Four months into the campaign and let’s take a moment to look at what we’re being given. Aside from curfews and tax breaks for senior citizens, who knows why Giorgio Mammoliti wants to be mayor or what he might do if elected. The man’s been a councillor in North York and Toronto for nearly 15 years and I have no idea what he stands for. Then there’s Rob Ford. A clown (a mean, nasty one at that) by any other measure who has plugged into the anti-incumbent, unfocussed anger out there and is riding it into contention on a platform of idiotic and detrimental policy proposals. Ditto Rocco Rossi only with a slightly smoother presentation. Sarah Thomson introduced the idea of road tolls and subways into the debate and then seems to have taken a powder.

Leaving us with two other candidates. The first, the perceived front runner, is an undistinguished former Toronto MPP and cabinet minister in an undistinguished government who sometime last year got it into his head that he wanted to be mayor. Why? Who knows. It’s tough to get any sort of answer from a candidate who doesn’t want to engage fully for fear of making a mistake and finding himself in a horse race. So we get essentially a counter-punching offensive, attacking whatever his opponents say and then uttering mealy-mouthed platitudes like ‘an integrated transportation plan’ or ‘Services First Approach’.

Then there’s Joe Pantalone, the lone ‘viable’ candidate running from the progressive-left. That alone should make this his election to lose, what with him having been on council for 30 years and being the Deputy Mayor for the last 6. Yet Joe seems so petrified of being linked with David Miller that it seems his strategy is just to lay low, keep quiet and wait for all the lefties to eventually find their way to him.
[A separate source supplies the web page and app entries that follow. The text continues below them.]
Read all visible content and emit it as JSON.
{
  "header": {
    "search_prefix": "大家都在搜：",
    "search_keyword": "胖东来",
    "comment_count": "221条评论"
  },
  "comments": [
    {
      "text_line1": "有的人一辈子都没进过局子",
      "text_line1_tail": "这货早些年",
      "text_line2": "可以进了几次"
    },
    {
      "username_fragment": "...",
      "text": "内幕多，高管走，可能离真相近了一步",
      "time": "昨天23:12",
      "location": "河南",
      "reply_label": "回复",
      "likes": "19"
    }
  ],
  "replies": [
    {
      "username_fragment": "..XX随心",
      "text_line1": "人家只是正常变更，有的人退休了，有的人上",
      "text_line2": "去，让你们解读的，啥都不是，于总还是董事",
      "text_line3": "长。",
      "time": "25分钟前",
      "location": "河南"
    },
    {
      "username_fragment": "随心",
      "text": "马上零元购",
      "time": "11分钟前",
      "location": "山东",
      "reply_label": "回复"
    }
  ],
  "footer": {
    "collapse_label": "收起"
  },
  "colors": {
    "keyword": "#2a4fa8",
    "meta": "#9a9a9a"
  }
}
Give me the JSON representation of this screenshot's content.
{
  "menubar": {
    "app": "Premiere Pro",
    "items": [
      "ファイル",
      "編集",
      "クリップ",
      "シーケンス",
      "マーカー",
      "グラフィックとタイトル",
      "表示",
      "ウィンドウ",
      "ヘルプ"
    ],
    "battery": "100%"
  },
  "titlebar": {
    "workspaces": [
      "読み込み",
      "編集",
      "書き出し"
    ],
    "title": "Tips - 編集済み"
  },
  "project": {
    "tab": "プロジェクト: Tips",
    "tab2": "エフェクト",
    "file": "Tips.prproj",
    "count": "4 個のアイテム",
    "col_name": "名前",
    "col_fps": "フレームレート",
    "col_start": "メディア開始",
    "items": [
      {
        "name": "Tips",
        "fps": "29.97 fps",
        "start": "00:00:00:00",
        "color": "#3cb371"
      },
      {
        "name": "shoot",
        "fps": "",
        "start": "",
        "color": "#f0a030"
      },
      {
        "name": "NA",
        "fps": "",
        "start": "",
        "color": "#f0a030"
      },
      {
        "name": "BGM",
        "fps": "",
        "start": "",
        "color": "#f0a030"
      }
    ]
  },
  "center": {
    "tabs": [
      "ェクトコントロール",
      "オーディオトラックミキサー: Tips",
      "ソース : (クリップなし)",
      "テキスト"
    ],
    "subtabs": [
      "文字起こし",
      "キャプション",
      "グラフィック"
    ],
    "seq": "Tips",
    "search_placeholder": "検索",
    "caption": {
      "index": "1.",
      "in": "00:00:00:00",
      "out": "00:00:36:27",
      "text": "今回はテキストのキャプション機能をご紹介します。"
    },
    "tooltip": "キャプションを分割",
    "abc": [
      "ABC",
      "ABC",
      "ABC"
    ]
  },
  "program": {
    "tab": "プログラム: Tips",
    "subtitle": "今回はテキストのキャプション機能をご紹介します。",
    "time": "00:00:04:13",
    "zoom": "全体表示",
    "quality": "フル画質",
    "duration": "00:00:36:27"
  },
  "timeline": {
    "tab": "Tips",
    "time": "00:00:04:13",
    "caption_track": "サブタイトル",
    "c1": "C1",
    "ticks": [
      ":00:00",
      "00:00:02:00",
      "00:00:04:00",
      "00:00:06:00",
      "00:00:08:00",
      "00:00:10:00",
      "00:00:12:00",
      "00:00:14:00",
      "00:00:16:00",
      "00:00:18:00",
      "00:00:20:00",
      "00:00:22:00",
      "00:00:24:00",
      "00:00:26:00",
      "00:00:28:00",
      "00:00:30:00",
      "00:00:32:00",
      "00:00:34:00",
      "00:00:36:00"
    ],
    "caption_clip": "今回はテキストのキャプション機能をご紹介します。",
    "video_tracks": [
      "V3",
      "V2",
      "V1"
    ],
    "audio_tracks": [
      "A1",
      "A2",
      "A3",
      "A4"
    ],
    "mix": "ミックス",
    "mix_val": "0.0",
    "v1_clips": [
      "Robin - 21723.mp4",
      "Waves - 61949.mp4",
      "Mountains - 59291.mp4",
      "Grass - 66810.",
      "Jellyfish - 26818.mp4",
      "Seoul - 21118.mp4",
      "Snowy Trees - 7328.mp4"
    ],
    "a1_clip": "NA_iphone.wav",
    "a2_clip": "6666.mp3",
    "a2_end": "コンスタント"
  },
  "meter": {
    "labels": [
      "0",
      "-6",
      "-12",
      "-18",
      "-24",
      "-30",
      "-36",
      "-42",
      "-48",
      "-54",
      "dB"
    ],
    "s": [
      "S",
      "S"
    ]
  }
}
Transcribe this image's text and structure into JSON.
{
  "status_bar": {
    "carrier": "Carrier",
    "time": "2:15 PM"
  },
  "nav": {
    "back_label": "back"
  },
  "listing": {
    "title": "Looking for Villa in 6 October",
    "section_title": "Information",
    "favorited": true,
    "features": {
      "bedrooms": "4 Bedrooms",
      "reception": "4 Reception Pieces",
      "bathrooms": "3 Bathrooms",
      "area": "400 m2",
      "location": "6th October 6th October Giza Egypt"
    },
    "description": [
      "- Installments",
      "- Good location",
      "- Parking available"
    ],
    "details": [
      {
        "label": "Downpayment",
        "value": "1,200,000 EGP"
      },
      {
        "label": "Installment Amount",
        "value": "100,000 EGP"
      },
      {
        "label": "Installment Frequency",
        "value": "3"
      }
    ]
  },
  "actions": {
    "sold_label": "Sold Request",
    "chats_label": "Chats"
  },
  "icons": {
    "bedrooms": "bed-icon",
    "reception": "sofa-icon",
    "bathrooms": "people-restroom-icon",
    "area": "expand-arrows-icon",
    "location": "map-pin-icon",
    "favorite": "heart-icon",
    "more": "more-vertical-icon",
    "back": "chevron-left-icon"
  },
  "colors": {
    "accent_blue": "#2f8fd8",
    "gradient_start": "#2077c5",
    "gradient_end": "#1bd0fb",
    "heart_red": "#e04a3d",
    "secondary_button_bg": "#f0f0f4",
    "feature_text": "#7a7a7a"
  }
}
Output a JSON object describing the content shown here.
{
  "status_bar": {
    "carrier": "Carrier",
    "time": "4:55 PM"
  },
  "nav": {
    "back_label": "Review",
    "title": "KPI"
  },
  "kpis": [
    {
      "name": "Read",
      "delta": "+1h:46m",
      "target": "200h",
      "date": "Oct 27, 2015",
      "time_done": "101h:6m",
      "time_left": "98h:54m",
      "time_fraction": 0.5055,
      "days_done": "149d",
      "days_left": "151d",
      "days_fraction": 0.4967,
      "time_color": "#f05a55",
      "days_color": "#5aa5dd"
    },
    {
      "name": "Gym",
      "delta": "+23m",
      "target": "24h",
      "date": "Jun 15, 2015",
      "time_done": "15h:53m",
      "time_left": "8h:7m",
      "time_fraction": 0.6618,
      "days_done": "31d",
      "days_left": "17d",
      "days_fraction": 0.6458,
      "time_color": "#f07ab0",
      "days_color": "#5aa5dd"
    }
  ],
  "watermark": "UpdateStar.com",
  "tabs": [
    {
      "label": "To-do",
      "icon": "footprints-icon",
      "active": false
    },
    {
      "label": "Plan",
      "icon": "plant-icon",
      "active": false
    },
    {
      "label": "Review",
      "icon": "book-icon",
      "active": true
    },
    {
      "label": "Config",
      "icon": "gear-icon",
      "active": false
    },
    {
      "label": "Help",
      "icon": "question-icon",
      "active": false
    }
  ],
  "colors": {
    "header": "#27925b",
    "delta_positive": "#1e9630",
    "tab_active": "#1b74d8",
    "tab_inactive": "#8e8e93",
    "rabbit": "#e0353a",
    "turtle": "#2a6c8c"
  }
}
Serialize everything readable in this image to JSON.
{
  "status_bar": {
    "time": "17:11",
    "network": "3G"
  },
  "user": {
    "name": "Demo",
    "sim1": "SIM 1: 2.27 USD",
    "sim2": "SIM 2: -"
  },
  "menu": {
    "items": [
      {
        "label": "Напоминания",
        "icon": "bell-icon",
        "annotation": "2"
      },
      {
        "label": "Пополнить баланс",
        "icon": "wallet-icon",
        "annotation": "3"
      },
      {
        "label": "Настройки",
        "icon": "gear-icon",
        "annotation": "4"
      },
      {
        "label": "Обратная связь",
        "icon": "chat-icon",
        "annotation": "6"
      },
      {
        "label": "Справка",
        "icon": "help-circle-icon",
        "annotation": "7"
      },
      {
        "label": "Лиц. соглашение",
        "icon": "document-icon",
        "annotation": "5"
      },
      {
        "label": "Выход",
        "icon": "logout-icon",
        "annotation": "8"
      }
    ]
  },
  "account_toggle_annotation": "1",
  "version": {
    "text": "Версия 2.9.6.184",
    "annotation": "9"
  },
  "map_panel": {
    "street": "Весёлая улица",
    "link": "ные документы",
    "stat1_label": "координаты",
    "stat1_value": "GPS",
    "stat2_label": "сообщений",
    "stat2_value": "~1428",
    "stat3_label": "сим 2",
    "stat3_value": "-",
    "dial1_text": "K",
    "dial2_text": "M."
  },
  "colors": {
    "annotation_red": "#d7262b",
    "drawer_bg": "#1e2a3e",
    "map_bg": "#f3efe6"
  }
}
Although to be fair to Joe, he’s not being treated with much respect from the press. Following last night’s debate from Runnymede United Church via the Twitter, when the candidates were asked what green initiatives of Mayor Miller’s they would keep if elected, Kelly Grant from the Globe and Mail tweeted Pantalone’s answer like this: Pants… reminds us of his tree hugging… Uhhh, Ms. Grant? Environmental issues aren’t just for dirty hippies anymore.

No, people. Time is of the essence. We are being sold a bill of goods here. Contenders have been unjustifiably anointed. Issues corralled and packaged for easy digestion. We need to open things up, bring in fresh perspectives. With another 6 months to go in the campaign, the process has already started to simply spin its wheels. Everyone is running in place.

Let’s ignore the prix fixe we’ve been given and demand to order from the a la carte menu. Twenty-six candidates have registered to run for mayor and twenty of them have been shut out of the process. That is not democracy. That is not a free and open debate. It’s a façade. A charade. A façade of a charade and no one save the chosen few are being well served by it.

It’s time to find ourselves a barn and put on our own show.

Judy Garlandly submitted by Cityslikr